App and web page records:
== Segment start ==
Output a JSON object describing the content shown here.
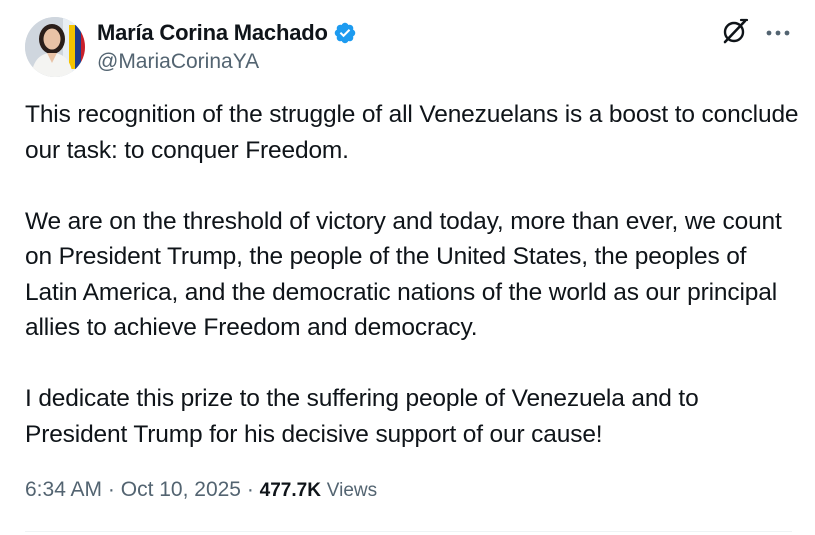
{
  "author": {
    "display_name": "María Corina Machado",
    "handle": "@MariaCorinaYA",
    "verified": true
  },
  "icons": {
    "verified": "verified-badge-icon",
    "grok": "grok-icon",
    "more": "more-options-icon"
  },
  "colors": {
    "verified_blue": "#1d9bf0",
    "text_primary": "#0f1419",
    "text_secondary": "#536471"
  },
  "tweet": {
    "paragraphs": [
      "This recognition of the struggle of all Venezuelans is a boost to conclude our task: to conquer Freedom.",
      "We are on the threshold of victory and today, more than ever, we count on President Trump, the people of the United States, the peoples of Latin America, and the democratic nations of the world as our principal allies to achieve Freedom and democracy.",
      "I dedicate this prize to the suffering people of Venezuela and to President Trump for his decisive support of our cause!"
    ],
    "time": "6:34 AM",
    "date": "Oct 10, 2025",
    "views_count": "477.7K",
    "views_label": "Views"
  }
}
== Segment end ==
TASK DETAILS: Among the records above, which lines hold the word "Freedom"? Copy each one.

SOLUTION TO THIS EXERCISE:
      "This recognition of the struggle of all Venezuelans is a boost to conclude our task: to conquer Freedom.",
      "We are on the threshold of victory and today, more than ever, we count on President Trump, the people of the United States, the peoples of Latin America, and the democratic nations of the world as our principal allies to achieve Freedom and democracy.",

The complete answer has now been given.